What a beautiful Sunday it was with bright sunshine and comfortable afternoon temps. That was only our 5th dry day in Portland this month, a month in which our rainfall is running almost double the normal total through the first 20 days of the month.
What really sticks out to me is how slowly plants/grasses/trees are coming alive this year, especially in contrast to the last two very warm late winter/early spring periods. It’s obvious why:
Wow, that January cold departure of nearly 8 degrees is one of the largest, or THE largest, of my career here. It was a cold month! But combine the entire 3 month winter period and it was the coldest winter in Portland since I was 10 years old. THAT explains why vegetation is so slow to get going this year. March has been close to normal…just slightly below.
A few hours ago the Vernal, or Spring, Equinox occurred. That means the sun is now halfway between its winter low and summer high position. Yep, if you consider only incoming energy from the sun, we’re halfway to “summer heat”. But of course it takes time for the land/oceans/atmosphere to warm so the seasons lag a bit behind. Here in Portland, on average we tend to see warmest temps about 6 weeks after the summer solstice but only about 2 weeks after the winter solstice.
Note that I use the phrase “astronomical spring”. That’s one thing that drives me nuts…I don’t know how the “start of spring” ever became associated with this date. It’s pretty obvious in most temperate climates that the “season” begins well before the solstices/equinoxes. In meteorology we stick to weather only so we consider all of March a spring month. Yes, it can snow in a spring month, just as it can be hot in a fall month. But we consider spring those 3 months between winter and summer.
It’s also quite obvious that the wet pattern is going to continue for a while longer, into the beginning of Oregon’s Spring Break this coming weekend. Sorry kids!
By the way, while putting together a winter recap for our local AMS chapter meeting tonight I stumbled across this picture. I snapped it at the end of the last Gorge ice storm of the season (February 9th) when I happened to be at home. Click on the picture and take a very close look. At that point I had just under 1/2″ ice on trees/objects and the temperature had climbed to around 33 degrees.
Do you see the green trees in the distance at the top of the clearcut maybe 1/2 mile away at most? There is no ice just 200-400′ higher in elevation!
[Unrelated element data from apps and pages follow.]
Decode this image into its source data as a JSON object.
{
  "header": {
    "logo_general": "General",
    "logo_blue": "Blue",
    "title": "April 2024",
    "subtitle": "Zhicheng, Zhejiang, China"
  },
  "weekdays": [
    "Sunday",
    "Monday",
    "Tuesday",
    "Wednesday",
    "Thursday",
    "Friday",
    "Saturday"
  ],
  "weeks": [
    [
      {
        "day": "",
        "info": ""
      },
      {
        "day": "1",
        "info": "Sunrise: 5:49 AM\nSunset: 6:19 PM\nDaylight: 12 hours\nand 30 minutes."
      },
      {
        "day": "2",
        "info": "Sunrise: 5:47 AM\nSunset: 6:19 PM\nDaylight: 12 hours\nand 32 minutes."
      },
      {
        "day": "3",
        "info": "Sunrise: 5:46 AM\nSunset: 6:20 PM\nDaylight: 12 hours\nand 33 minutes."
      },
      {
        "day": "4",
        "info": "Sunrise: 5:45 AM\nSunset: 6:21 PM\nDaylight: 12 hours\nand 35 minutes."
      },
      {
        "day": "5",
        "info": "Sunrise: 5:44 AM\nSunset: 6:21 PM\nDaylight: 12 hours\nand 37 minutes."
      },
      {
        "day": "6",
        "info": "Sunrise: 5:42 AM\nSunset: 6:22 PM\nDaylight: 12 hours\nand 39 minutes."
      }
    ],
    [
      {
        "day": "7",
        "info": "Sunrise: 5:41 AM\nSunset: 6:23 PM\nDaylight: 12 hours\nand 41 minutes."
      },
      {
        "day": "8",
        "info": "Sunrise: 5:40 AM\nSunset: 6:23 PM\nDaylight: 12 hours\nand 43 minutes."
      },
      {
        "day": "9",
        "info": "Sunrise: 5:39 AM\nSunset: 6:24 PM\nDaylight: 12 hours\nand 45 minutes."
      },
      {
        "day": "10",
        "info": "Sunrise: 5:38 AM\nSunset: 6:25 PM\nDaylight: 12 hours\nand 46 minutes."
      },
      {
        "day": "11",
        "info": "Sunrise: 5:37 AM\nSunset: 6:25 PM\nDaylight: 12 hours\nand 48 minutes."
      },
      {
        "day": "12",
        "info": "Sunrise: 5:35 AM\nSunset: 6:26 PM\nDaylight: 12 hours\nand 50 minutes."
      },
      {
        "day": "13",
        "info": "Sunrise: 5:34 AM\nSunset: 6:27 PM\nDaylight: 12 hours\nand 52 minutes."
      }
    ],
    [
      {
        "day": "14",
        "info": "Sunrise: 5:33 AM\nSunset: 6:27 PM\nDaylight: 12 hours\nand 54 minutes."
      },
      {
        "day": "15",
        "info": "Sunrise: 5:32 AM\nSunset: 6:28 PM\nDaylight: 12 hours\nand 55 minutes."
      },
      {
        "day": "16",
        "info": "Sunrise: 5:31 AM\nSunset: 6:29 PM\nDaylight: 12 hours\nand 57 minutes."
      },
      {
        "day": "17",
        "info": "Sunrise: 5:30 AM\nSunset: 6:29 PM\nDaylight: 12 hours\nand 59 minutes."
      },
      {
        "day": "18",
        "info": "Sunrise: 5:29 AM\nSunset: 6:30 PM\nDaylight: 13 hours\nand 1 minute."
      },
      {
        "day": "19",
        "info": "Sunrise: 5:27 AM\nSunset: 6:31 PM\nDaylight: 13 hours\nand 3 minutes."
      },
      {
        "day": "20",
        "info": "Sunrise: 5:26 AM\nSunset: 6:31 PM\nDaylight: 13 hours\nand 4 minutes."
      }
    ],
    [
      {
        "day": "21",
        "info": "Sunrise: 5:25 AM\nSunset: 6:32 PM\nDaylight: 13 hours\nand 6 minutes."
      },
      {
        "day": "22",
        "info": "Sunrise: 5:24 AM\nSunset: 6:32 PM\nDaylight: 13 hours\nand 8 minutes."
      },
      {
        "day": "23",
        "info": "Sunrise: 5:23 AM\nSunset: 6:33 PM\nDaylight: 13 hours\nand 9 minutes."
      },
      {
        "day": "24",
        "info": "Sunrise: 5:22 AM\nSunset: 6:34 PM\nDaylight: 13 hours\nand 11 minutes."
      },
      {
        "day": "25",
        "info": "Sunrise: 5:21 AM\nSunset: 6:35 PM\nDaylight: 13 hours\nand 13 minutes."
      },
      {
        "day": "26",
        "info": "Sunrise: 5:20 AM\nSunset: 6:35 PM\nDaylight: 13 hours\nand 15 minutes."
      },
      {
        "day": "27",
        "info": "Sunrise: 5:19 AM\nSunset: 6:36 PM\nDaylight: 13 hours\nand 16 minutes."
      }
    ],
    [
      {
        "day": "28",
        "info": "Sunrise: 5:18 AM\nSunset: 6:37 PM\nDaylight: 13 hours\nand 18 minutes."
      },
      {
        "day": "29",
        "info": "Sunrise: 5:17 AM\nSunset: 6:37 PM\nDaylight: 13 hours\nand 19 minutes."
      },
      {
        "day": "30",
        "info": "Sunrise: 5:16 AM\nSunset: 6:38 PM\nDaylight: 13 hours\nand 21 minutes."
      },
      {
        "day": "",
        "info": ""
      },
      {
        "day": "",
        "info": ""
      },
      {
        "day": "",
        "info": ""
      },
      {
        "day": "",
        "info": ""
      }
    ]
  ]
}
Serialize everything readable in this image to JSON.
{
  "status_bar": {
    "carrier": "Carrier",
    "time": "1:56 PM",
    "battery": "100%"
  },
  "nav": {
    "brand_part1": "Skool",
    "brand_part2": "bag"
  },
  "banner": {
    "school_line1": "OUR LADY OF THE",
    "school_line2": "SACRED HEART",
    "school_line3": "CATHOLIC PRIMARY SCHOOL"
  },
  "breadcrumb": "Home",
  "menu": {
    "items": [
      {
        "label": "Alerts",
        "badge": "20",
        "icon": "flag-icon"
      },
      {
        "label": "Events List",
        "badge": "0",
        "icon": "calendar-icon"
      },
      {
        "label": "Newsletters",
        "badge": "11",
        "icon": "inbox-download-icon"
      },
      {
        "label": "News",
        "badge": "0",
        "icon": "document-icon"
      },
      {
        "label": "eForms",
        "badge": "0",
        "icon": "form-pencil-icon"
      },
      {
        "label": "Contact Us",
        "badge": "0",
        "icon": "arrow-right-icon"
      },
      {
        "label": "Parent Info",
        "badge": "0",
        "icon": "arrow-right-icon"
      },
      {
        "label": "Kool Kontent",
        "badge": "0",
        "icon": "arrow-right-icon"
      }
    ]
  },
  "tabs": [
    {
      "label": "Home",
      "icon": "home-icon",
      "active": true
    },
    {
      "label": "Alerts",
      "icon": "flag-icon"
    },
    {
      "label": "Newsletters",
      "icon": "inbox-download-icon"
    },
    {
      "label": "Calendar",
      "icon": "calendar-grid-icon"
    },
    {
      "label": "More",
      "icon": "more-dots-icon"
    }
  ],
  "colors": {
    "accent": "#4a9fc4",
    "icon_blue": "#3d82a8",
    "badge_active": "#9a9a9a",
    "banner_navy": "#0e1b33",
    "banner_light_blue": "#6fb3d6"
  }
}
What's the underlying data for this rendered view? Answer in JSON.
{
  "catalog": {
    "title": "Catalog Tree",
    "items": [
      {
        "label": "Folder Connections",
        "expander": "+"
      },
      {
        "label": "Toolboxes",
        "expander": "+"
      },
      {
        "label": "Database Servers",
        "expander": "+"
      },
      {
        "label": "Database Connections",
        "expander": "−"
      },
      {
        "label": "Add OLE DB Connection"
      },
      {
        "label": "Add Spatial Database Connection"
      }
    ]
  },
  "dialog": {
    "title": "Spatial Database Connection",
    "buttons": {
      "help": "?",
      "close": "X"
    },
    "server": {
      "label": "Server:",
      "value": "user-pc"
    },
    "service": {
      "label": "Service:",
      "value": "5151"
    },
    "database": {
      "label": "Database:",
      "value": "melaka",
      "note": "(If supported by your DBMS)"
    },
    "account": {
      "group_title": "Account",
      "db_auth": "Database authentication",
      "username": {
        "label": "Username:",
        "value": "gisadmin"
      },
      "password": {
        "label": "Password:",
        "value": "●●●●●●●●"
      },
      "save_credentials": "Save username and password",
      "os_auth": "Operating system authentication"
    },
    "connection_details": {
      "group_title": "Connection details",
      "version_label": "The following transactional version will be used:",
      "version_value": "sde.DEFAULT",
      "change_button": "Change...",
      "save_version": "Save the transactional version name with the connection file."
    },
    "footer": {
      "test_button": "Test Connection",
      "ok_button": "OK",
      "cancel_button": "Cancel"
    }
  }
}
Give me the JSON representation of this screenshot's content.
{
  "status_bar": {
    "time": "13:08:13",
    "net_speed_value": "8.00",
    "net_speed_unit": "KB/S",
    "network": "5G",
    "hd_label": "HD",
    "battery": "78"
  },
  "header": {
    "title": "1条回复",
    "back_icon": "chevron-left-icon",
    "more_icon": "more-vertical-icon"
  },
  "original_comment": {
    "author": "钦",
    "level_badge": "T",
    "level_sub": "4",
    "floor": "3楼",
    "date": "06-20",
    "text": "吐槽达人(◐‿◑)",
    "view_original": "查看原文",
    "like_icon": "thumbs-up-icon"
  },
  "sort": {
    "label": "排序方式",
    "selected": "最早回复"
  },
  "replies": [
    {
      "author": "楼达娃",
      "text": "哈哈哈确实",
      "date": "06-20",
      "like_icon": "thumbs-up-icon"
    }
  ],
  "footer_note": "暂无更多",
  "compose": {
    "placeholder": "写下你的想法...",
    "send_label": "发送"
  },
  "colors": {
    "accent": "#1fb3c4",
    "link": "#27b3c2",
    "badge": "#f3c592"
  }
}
The cold layer of air in the Gorge was getting thinner and thinner and 50 degree air was over the top of that for many hours before this time. You’re looking through a freezing layer of air stuck in a small valley into the very mild air overhead! That pic should go in a meteorology textbook (minus last summer’s pool). Within an hour after I took that picture the southerly wind punched through and all the ice was off the trees in a half hour or less. Lots of noise! Within a few days beyond that time (around Valentine’s Day) all the ice/snow was finally off my driveway for the first time in 5 weeks.
Today will be showery, although I don’t think it’ll be real wet. A gusty east wind is blowing through the Gorge too, but at least it’s way to warm to produce freezing rain this time.
Chief Meteorologist Mark Nelsen